The territorial dispute over the Dokdo/Takeshima islets in the Sea of Japan, which both claim but are controlled by South Korea, has dogged Japan-South Korea relations. Should tensions over the disputed territory worsen, it could inflame public opinion against military cooperation and negate the potential progress in defence ties. It remains to be seen if military cooperation, like economic relations, can overcome the hostility emanating from history.
Whither Japan-South Korea military cooperation?
If it goes through, the GSOMIA could frame a new context for the conduct of relations in Northeast Asia. As of now, historical animosity between Japan and South Korea seem to make uncertain the future of the GSOMIA. Also, South Korea’s year-end presidential election may see a new leadership less friendly to Japan, which could undermine any progress made in bilateral relations.
Despite the current domestic opposition in South Korea to the GSOMIA, it is expected to be signed once the pact has been presented to South Korea’s National Assembly. In the long-term, closer defence relations between Japan and South Korea will be necessary to deal with common threats. The form this cooperation will eventually take depends largely on domestic support and the political will of both sides.

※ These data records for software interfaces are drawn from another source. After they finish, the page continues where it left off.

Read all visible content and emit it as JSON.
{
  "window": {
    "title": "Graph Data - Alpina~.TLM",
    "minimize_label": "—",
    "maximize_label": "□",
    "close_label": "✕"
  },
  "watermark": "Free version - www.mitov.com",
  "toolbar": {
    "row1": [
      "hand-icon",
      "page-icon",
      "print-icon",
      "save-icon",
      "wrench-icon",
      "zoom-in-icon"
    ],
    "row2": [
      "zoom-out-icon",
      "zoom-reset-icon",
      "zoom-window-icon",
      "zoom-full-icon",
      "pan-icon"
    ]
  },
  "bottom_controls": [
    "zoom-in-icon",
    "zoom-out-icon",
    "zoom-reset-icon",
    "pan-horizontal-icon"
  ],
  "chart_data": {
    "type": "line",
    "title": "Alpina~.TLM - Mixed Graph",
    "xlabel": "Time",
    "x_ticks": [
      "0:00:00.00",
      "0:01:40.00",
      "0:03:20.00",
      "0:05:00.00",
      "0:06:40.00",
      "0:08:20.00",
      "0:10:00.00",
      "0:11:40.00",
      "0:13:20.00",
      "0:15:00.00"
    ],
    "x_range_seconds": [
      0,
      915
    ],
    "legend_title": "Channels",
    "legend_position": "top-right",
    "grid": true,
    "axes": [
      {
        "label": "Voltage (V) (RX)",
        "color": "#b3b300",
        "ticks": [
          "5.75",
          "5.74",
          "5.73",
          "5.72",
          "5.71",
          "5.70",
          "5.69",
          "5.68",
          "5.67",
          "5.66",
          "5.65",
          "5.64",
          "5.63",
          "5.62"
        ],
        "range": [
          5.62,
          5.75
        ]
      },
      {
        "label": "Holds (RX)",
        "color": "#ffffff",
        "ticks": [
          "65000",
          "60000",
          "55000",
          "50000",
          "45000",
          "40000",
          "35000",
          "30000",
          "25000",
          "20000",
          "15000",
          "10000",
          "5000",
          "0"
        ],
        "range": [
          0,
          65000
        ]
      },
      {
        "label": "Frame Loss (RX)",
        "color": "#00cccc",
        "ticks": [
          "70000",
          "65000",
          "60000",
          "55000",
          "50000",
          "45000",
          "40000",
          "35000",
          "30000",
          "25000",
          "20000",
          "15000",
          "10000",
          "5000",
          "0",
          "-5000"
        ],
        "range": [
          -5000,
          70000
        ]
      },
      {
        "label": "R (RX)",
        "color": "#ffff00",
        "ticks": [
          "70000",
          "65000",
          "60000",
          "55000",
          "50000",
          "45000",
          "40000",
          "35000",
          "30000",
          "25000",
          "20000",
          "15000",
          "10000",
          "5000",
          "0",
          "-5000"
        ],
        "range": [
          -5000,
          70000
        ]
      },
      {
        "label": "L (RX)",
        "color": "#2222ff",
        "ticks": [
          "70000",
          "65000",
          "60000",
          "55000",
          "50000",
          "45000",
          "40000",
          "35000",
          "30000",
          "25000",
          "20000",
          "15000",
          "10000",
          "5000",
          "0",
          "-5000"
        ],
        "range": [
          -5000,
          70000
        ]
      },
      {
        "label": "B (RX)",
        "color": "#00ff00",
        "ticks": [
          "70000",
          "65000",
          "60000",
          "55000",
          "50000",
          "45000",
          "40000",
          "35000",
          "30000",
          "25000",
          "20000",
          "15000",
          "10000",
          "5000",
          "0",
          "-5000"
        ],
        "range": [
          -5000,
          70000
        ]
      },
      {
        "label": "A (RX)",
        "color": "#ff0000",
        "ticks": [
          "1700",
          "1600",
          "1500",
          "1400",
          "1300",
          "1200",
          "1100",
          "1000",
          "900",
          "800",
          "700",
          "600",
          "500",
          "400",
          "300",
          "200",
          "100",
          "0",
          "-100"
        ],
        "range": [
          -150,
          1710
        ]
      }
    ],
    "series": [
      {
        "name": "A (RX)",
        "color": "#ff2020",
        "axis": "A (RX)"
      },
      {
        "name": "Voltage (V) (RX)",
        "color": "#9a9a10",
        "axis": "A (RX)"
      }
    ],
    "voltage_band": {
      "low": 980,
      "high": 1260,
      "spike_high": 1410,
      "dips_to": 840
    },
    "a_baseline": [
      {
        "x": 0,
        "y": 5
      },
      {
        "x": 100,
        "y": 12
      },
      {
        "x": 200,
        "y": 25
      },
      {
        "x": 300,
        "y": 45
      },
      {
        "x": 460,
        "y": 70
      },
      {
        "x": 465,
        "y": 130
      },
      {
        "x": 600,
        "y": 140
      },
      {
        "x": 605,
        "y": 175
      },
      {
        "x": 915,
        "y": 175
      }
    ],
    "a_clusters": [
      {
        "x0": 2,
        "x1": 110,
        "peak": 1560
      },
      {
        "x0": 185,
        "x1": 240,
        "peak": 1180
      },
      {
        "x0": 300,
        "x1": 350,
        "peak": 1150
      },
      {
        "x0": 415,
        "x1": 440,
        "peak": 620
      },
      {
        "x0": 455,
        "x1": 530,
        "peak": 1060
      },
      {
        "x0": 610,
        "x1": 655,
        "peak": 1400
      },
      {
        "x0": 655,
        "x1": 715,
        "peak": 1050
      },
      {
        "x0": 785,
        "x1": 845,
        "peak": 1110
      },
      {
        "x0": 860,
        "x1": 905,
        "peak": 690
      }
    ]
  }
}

Sarah Teo is Senior Analyst with the Multilateralism and Regionalism Programme. S. Rajaratnam School of International Studies, Nanyang Technological University.